The land mines for the market are growing. Seasonal weakness is combining with uncertainty over the Covid-19 delta variant’s impact on consumer behavior, rising labor and material costs pushing prices higher as well as poor economic data out of China.
While the S&P 500 is still about 1% from its record high, those land mines are taking their toll on large sectors of the market.
“For the last several months, most stocks have declined more frequently than they have advanced–evidence of a weakening market condition,” CFRA chief investment strategist Sam Stovall said in a recent note to clients.
Protests intensify at China Evergrande Group offices across the country as the developer falls further behind on promises to more than 70,000 investors.
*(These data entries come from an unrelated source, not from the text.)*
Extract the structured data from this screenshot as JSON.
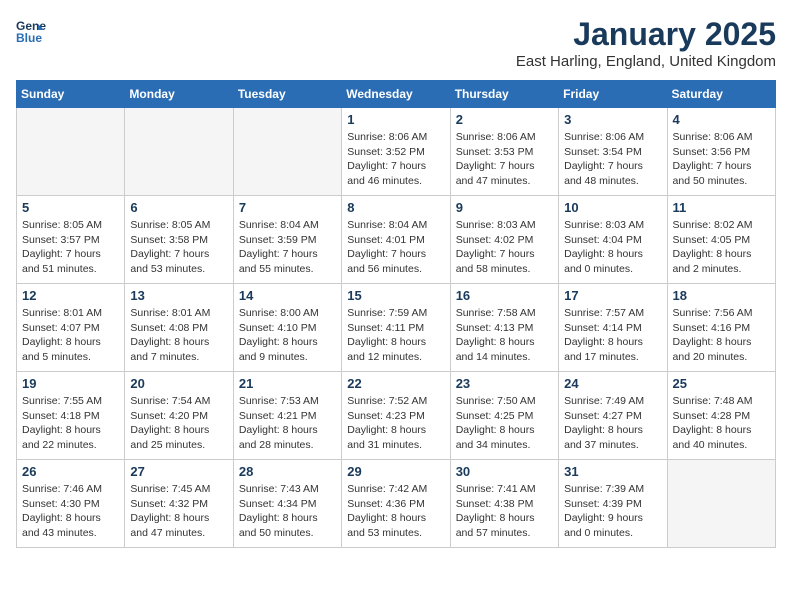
{
  "header": {
    "logo_line1": "General",
    "logo_line2": "Blue",
    "month_title": "January 2025",
    "location": "East Harling, England, United Kingdom"
  },
  "weekdays": [
    "Sunday",
    "Monday",
    "Tuesday",
    "Wednesday",
    "Thursday",
    "Friday",
    "Saturday"
  ],
  "weeks": [
    [
      {
        "day": "",
        "info": ""
      },
      {
        "day": "",
        "info": ""
      },
      {
        "day": "",
        "info": ""
      },
      {
        "day": "1",
        "info": "Sunrise: 8:06 AM\nSunset: 3:52 PM\nDaylight: 7 hours and 46 minutes."
      },
      {
        "day": "2",
        "info": "Sunrise: 8:06 AM\nSunset: 3:53 PM\nDaylight: 7 hours and 47 minutes."
      },
      {
        "day": "3",
        "info": "Sunrise: 8:06 AM\nSunset: 3:54 PM\nDaylight: 7 hours and 48 minutes."
      },
      {
        "day": "4",
        "info": "Sunrise: 8:06 AM\nSunset: 3:56 PM\nDaylight: 7 hours and 50 minutes."
      }
    ],
    [
      {
        "day": "5",
        "info": "Sunrise: 8:05 AM\nSunset: 3:57 PM\nDaylight: 7 hours and 51 minutes."
      },
      {
        "day": "6",
        "info": "Sunrise: 8:05 AM\nSunset: 3:58 PM\nDaylight: 7 hours and 53 minutes."
      },
      {
        "day": "7",
        "info": "Sunrise: 8:04 AM\nSunset: 3:59 PM\nDaylight: 7 hours and 55 minutes."
      },
      {
        "day": "8",
        "info": "Sunrise: 8:04 AM\nSunset: 4:01 PM\nDaylight: 7 hours and 56 minutes."
      },
      {
        "day": "9",
        "info": "Sunrise: 8:03 AM\nSunset: 4:02 PM\nDaylight: 7 hours and 58 minutes."
      },
      {
        "day": "10",
        "info": "Sunrise: 8:03 AM\nSunset: 4:04 PM\nDaylight: 8 hours and 0 minutes."
      },
      {
        "day": "11",
        "info": "Sunrise: 8:02 AM\nSunset: 4:05 PM\nDaylight: 8 hours and 2 minutes."
      }
    ],
    [
      {
        "day": "12",
        "info": "Sunrise: 8:01 AM\nSunset: 4:07 PM\nDaylight: 8 hours and 5 minutes."
      },
      {
        "day": "13",
        "info": "Sunrise: 8:01 AM\nSunset: 4:08 PM\nDaylight: 8 hours and 7 minutes."
      },
      {
        "day": "14",
        "info": "Sunrise: 8:00 AM\nSunset: 4:10 PM\nDaylight: 8 hours and 9 minutes."
      },
      {
        "day": "15",
        "info": "Sunrise: 7:59 AM\nSunset: 4:11 PM\nDaylight: 8 hours and 12 minutes."
      },
      {
        "day": "16",
        "info": "Sunrise: 7:58 AM\nSunset: 4:13 PM\nDaylight: 8 hours and 14 minutes."
      },
      {
        "day": "17",
        "info": "Sunrise: 7:57 AM\nSunset: 4:14 PM\nDaylight: 8 hours and 17 minutes."
      },
      {
        "day": "18",
        "info": "Sunrise: 7:56 AM\nSunset: 4:16 PM\nDaylight: 8 hours and 20 minutes."
      }
    ],
    [
      {
        "day": "19",
        "info": "Sunrise: 7:55 AM\nSunset: 4:18 PM\nDaylight: 8 hours and 22 minutes."
      },
      {
        "day": "20",
        "info": "Sunrise: 7:54 AM\nSunset: 4:20 PM\nDaylight: 8 hours and 25 minutes."
      },
      {
        "day": "21",
        "info": "Sunrise: 7:53 AM\nSunset: 4:21 PM\nDaylight: 8 hours and 28 minutes."
      },
      {
        "day": "22",
        "info": "Sunrise: 7:52 AM\nSunset: 4:23 PM\nDaylight: 8 hours and 31 minutes."
      },
      {
        "day": "23",
        "info": "Sunrise: 7:50 AM\nSunset: 4:25 PM\nDaylight: 8 hours and 34 minutes."
      },
      {
        "day": "24",
        "info": "Sunrise: 7:49 AM\nSunset: 4:27 PM\nDaylight: 8 hours and 37 minutes."
      },
      {
        "day": "25",
        "info": "Sunrise: 7:48 AM\nSunset: 4:28 PM\nDaylight: 8 hours and 40 minutes."
      }
    ],
    [
      {
        "day": "26",
        "info": "Sunrise: 7:46 AM\nSunset: 4:30 PM\nDaylight: 8 hours and 43 minutes."
      },
      {
        "day": "27",
        "info": "Sunrise: 7:45 AM\nSunset: 4:32 PM\nDaylight: 8 hours and 47 minutes."
      },
      {
        "day": "28",
        "info": "Sunrise: 7:43 AM\nSunset: 4:34 PM\nDaylight: 8 hours and 50 minutes."
      },
      {
        "day": "29",
        "info": "Sunrise: 7:42 AM\nSunset: 4:36 PM\nDaylight: 8 hours and 53 minutes."
      },
      {
        "day": "30",
        "info": "Sunrise: 7:41 AM\nSunset: 4:38 PM\nDaylight: 8 hours and 57 minutes."
      },
      {
        "day": "31",
        "info": "Sunrise: 7:39 AM\nSunset: 4:39 PM\nDaylight: 9 hours and 0 minutes."
      },
      {
        "day": "",
        "info": ""
      }
    ]
  ]
}
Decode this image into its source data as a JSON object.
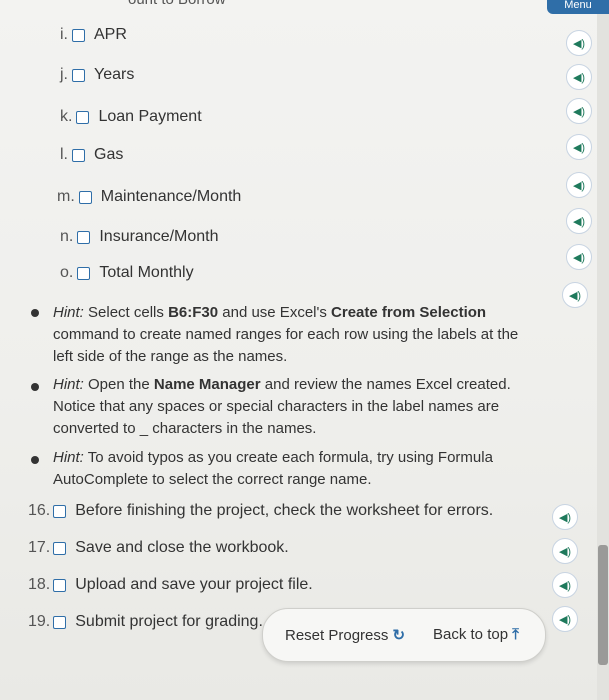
{
  "top": {
    "partial_text": "ount to Borrow",
    "menu_label": "Menu"
  },
  "checklist": [
    {
      "marker": "i.",
      "label": "APR"
    },
    {
      "marker": "j.",
      "label": "Years"
    },
    {
      "marker": "k.",
      "label": "Loan Payment"
    },
    {
      "marker": "l.",
      "label": "Gas"
    },
    {
      "marker": "m.",
      "label": "Maintenance/Month"
    },
    {
      "marker": "n.",
      "label": "Insurance/Month"
    },
    {
      "marker": "o.",
      "label": "Total Monthly"
    }
  ],
  "hints": [
    {
      "prefix": "Hint:",
      "t1": "Select cells",
      "b1": "B6:F30",
      "t2": "and use Excel's",
      "b2": "Create from Selection",
      "t3": "command to create named ranges for each row using the labels at the left side of the range as the names."
    },
    {
      "prefix": "Hint:",
      "t1": "Open the",
      "b1": "Name Manager",
      "t2": "and review the names Excel created. Notice that any spaces or special characters in the label names are converted to _ characters in the names."
    },
    {
      "prefix": "Hint:",
      "t1": "To avoid typos as you create each formula, try using Formula AutoComplete to select the correct range name."
    }
  ],
  "steps": [
    {
      "num": "16.",
      "label": "Before finishing the project, check the worksheet for errors."
    },
    {
      "num": "17.",
      "label": "Save and close the workbook."
    },
    {
      "num": "18.",
      "label": "Upload and save your project file."
    },
    {
      "num": "19.",
      "label": "Submit project for grading."
    }
  ],
  "footer": {
    "reset_label": "Reset Progress",
    "back_label": "Back to top"
  },
  "audio_icon_glyph": "◀)",
  "colors": {
    "accent": "#2f6ea8",
    "audio": "#1f7a5c"
  }
}
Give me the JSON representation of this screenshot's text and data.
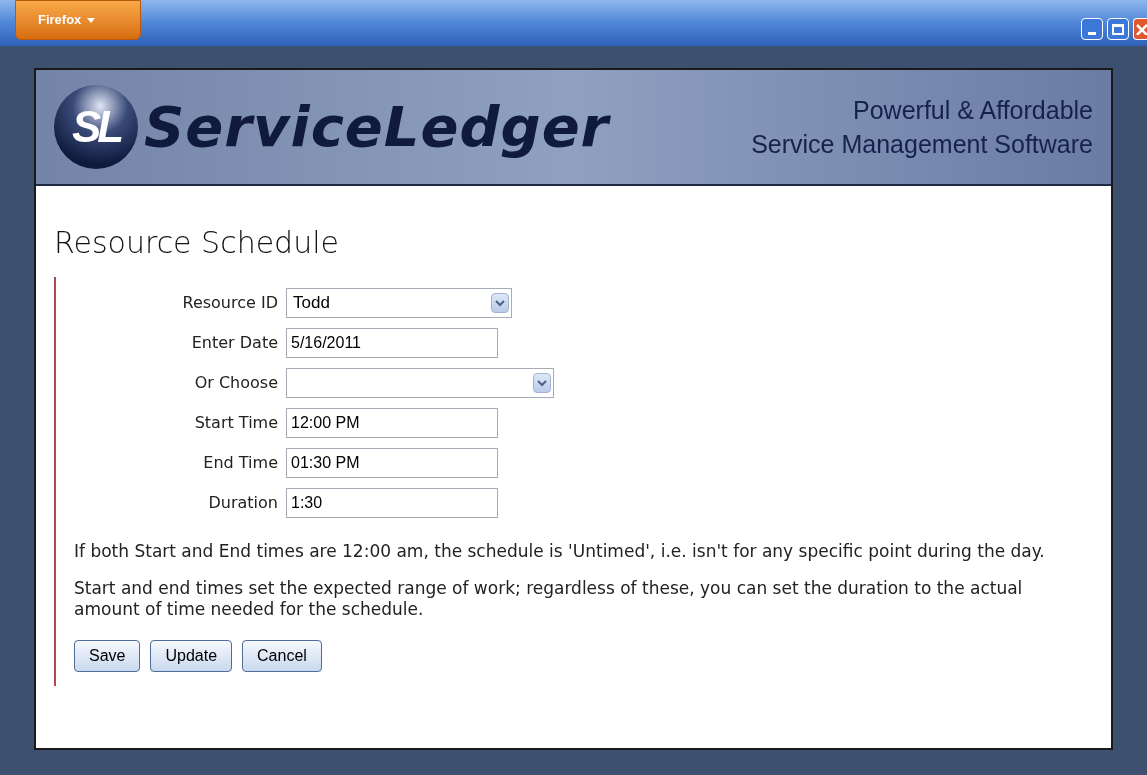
{
  "window": {
    "app_button": "Firefox"
  },
  "banner": {
    "logo_mark": "SL",
    "logo_text": "ServiceLedger",
    "tagline": [
      "Powerful & Affordable",
      "Service Management Software"
    ]
  },
  "page": {
    "title": "Resource Schedule"
  },
  "fields": [
    {
      "label": "Resource ID",
      "kind": "select",
      "value": "Todd"
    },
    {
      "label": "Enter Date",
      "kind": "text",
      "value": "5/16/2011"
    },
    {
      "label": "Or Choose",
      "kind": "dropdown"
    },
    {
      "label": "Start Time",
      "kind": "text",
      "value": "12:00 PM"
    },
    {
      "label": "End Time",
      "kind": "text",
      "value": "01:30 PM"
    },
    {
      "label": "Duration",
      "kind": "text",
      "value": "1:30"
    }
  ],
  "notes": [
    "If both Start and End times are 12:00 am, the schedule is 'Untimed', i.e. isn't for any specific point during the day.",
    "Start and end times set the expected range of work; regardless of these, you can set the duration to the actual amount of time needed for the schedule."
  ],
  "buttons": [
    "Save",
    "Update",
    "Cancel"
  ]
}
Construction of unfinished properties with enough floor space to cover three-fourths of Manhattan grinds to a halt, leaving more than a million homebuyers in limbo.
Fire sales pummel an already shaky real estate market, squeezing other developers and rippling through a supply chain that accounts for more than a quarter of Chinese economic output. Covid-weary consumers retrench even further, and the risk of popular discontent rises during a politically sensitive transition period for President Xi Jinping. Credit-market stress spreads from lower-rated property companies to stronger peers and banks. Global investors who bought $527 billion of Chinese stocks and bonds in the 15 months through June begin to sell.
While it’s impossible to know for sure what would happen if Beijing allows Evergrande’s downward spiral to continue unabated, China watchers are gaming out worst-case scenarios as they contemplate how much pain the Communist Party is willing to tolerate. Pressure to intervene is growing as signs of financial contagion increase.
As a young rapper, Jay‑Z once teamed up with Damon Dash to sell CDs of his music out of a car in the Brooklyn projects. Today, the co-founders of Roc-A-Fella Records are embroiled in a legal fight involving one of the most cutting-edge investments: non-fungible tokens.
The lawsuit is among a flurry involving NFTs as U.S. courts begin to grapple with the novel legal issues surrounding ownership and regulation of the assets, which have recently exploded in value. More than half a dozen suits citing NFTs have been filed in federal courts alone since the start of 2020, as monthly trading volume in the world’s biggest NFT marketplace, OpenSea, soared from $8 million six months ago to more than $1 billion in August.
The dispute began in June, when Roc-A-Fella sued Dash, seeking to stop him from auctioning off the copyright to Jay‑Z’s debut album, Reasonable Doubt, as an NFT, which represents ownership of a digital object on a blockchain. Roc-A-Fella says that while Dash holds a one-third stake in the company, it owns the album itself, and he has no legal right to sell the NFT.